> _Problem description_:
Reproduce all of the data exactly as written.
------------------------
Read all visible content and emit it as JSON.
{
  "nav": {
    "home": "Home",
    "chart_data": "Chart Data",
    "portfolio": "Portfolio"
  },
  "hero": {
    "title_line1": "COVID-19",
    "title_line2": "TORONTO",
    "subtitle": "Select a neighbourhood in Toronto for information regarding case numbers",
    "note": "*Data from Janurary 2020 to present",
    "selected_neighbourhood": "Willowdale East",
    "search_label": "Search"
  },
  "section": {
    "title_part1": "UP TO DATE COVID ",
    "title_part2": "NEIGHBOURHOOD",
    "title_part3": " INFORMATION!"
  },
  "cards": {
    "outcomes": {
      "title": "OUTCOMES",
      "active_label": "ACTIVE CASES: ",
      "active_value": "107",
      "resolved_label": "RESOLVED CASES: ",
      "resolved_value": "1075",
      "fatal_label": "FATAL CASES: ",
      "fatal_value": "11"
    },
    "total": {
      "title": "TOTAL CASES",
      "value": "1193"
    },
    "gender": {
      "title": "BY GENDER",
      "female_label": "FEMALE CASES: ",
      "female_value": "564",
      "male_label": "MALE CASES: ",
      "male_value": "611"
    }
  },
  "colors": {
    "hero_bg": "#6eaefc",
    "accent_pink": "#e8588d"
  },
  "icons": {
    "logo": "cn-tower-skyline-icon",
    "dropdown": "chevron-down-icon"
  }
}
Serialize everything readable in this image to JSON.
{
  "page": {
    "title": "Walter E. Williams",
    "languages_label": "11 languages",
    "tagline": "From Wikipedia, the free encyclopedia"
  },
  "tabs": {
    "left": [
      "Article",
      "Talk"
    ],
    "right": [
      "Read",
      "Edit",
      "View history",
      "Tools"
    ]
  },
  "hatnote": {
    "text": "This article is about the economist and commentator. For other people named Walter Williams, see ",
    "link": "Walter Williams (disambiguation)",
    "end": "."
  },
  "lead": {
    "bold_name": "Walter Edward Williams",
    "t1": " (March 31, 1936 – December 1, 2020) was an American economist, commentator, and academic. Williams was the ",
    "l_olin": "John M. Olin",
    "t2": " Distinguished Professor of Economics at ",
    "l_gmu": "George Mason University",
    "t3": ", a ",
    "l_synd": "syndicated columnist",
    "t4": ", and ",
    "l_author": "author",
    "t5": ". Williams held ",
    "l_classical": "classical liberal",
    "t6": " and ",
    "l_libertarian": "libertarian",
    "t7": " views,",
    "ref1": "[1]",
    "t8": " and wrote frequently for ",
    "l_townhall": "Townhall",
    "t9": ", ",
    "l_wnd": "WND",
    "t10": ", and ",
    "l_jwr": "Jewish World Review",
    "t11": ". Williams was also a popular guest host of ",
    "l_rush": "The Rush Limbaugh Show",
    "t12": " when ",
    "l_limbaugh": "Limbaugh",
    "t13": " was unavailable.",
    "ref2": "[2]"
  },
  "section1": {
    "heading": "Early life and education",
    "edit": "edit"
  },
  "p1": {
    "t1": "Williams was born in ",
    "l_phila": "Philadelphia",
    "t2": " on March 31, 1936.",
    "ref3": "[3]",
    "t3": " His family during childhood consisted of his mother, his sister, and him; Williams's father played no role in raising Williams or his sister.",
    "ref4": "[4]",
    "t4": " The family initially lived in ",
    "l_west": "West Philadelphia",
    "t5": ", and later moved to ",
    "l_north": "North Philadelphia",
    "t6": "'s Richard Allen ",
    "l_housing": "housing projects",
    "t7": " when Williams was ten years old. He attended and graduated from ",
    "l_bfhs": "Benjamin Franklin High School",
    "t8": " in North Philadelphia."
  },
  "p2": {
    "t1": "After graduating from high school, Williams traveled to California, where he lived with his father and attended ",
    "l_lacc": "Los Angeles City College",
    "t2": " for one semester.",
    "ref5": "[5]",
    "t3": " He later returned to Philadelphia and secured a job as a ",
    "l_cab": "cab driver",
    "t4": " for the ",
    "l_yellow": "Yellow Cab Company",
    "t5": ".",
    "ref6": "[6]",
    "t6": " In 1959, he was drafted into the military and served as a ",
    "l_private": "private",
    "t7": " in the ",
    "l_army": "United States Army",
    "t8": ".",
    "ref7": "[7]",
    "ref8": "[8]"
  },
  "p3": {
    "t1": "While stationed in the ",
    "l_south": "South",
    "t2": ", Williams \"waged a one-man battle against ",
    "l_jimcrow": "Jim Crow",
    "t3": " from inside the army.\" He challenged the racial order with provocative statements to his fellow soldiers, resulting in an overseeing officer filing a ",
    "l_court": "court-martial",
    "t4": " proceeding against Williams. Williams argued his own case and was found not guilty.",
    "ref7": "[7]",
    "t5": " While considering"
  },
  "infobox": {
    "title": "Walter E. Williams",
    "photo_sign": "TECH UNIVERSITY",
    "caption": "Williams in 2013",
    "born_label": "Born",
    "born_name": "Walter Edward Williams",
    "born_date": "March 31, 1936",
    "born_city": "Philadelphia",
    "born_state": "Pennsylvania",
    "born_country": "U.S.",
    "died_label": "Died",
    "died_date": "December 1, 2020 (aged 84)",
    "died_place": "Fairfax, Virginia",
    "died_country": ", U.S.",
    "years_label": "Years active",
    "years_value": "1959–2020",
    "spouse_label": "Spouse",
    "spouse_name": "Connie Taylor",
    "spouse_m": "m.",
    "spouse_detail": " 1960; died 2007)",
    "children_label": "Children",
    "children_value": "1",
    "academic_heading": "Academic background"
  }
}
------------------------
> _Answer to this task_:
Read all visible content and emit it as JSON.
{
  "nav": {
    "home": "Home",
    "chart_data": "Chart Data",
    "portfolio": "Portfolio"
  },
  "hero": {
    "title_line1": "COVID-19",
    "title_line2": "TORONTO",
    "subtitle": "Select a neighbourhood in Toronto for information regarding case numbers",
    "note": "*Data from Janurary 2020 to present",
    "selected_neighbourhood": "Willowdale East",
    "search_label": "Search"
  },
  "section": {
    "title_part1": "UP TO DATE COVID ",
    "title_part2": "NEIGHBOURHOOD",
    "title_part3": " INFORMATION!"
  },
  "cards": {
    "outcomes": {
      "title": "OUTCOMES",
      "active_label": "ACTIVE CASES: ",
      "active_value": "107",
      "resolved_label": "RESOLVED CASES: ",
      "resolved_value": "1075",
      "fatal_label": "FATAL CASES: ",
      "fatal_value": "11"
    },
    "total": {
      "title": "TOTAL CASES",
      "value": "1193"
    },
    "gender": {
      "title": "BY GENDER",
      "female_label": "FEMALE CASES: ",
      "female_value": "564",
      "male_label": "MALE CASES: ",
      "male_value": "611"
    }
  },
  "colors": {
    "hero_bg": "#6eaefc",
    "accent_pink": "#e8588d"
  },
  "icons": {
    "logo": "cn-tower-skyline-icon",
    "dropdown": "chevron-down-icon"
  }
}
Serialize everything readable in this image to JSON.
{
  "page": {
    "title": "Walter E. Williams",
    "languages_label": "11 languages",
    "tagline": "From Wikipedia, the free encyclopedia"
  },
  "tabs": {
    "left": [
      "Article",
      "Talk"
    ],
    "right": [
      "Read",
      "Edit",
      "View history",
      "Tools"
    ]
  },
  "hatnote": {
    "text": "This article is about the economist and commentator. For other people named Walter Williams, see ",
    "link": "Walter Williams (disambiguation)",
    "end": "."
  },
  "lead": {
    "bold_name": "Walter Edward Williams",
    "t1": " (March 31, 1936 – December 1, 2020) was an American economist, commentator, and academic. Williams was the ",
    "l_olin": "John M. Olin",
    "t2": " Distinguished Professor of Economics at ",
    "l_gmu": "George Mason University",
    "t3": ", a ",
    "l_synd": "syndicated columnist",
    "t4": ", and ",
    "l_author": "author",
    "t5": ". Williams held ",
    "l_classical": "classical liberal",
    "t6": " and ",
    "l_libertarian": "libertarian",
    "t7": " views,",
    "ref1": "[1]",
    "t8": " and wrote frequently for ",
    "l_townhall": "Townhall",
    "t9": ", ",
    "l_wnd": "WND",
    "t10": ", and ",
    "l_jwr": "Jewish World Review",
    "t11": ". Williams was also a popular guest host of ",
    "l_rush": "The Rush Limbaugh Show",
    "t12": " when ",
    "l_limbaugh": "Limbaugh",
    "t13": " was unavailable.",
    "ref2": "[2]"
  },
  "section1": {
    "heading": "Early life and education",
    "edit": "edit"
  },
  "p1": {
    "t1": "Williams was born in ",
    "l_phila": "Philadelphia",
    "t2": " on March 31, 1936.",
    "ref3": "[3]",
    "t3": " His family during childhood consisted of his mother, his sister, and him; Williams's father played no role in raising Williams or his sister.",
    "ref4": "[4]",
    "t4": " The family initially lived in ",
    "l_west": "West Philadelphia",
    "t5": ", and later moved to ",
    "l_north": "North Philadelphia",
    "t6": "'s Richard Allen ",
    "l_housing": "housing projects",
    "t7": " when Williams was ten years old. He attended and graduated from ",
    "l_bfhs": "Benjamin Franklin High School",
    "t8": " in North Philadelphia."
  },
  "p2": {
    "t1": "After graduating from high school, Williams traveled to California, where he lived with his father and attended ",
    "l_lacc": "Los Angeles City College",
    "t2": " for one semester.",
    "ref5": "[5]",
    "t3": " He later returned to Philadelphia and secured a job as a ",
    "l_cab": "cab driver",
    "t4": " for the ",
    "l_yellow": "Yellow Cab Company",
    "t5": ".",
    "ref6": "[6]",
    "t6": " In 1959, he was drafted into the military and served as a ",
    "l_private": "private",
    "t7": " in the ",
    "l_army": "United States Army",
    "t8": ".",
    "ref7": "[7]",
    "ref8": "[8]"
  },
  "p3": {
    "t1": "While stationed in the ",
    "l_south": "South",
    "t2": ", Williams \"waged a one-man battle against ",
    "l_jimcrow": "Jim Crow",
    "t3": " from inside the army.\" He challenged the racial order with provocative statements to his fellow soldiers, resulting in an overseeing officer filing a ",
    "l_court": "court-martial",
    "t4": " proceeding against Williams. Williams argued his own case and was found not guilty.",
    "ref7": "[7]",
    "t5": " While considering"
  },
  "infobox": {
    "title": "Walter E. Williams",
    "photo_sign": "TECH UNIVERSITY",
    "caption": "Williams in 2013",
    "born_label": "Born",
    "born_name": "Walter Edward Williams",
    "born_date": "March 31, 1936",
    "born_city": "Philadelphia",
    "born_state": "Pennsylvania",
    "born_country": "U.S.",
    "died_label": "Died",
    "died_date": "December 1, 2020 (aged 84)",
    "died_place": "Fairfax, Virginia",
    "died_country": ", U.S.",
    "years_label": "Years active",
    "years_value": "1959–2020",
    "spouse_label": "Spouse",
    "spouse_name": "Connie Taylor",
    "spouse_m": "m.",
    "spouse_detail": " 1960; died 2007)",
    "children_label": "Children",
    "children_value": "1",
    "academic_heading": "Academic background"
  }
}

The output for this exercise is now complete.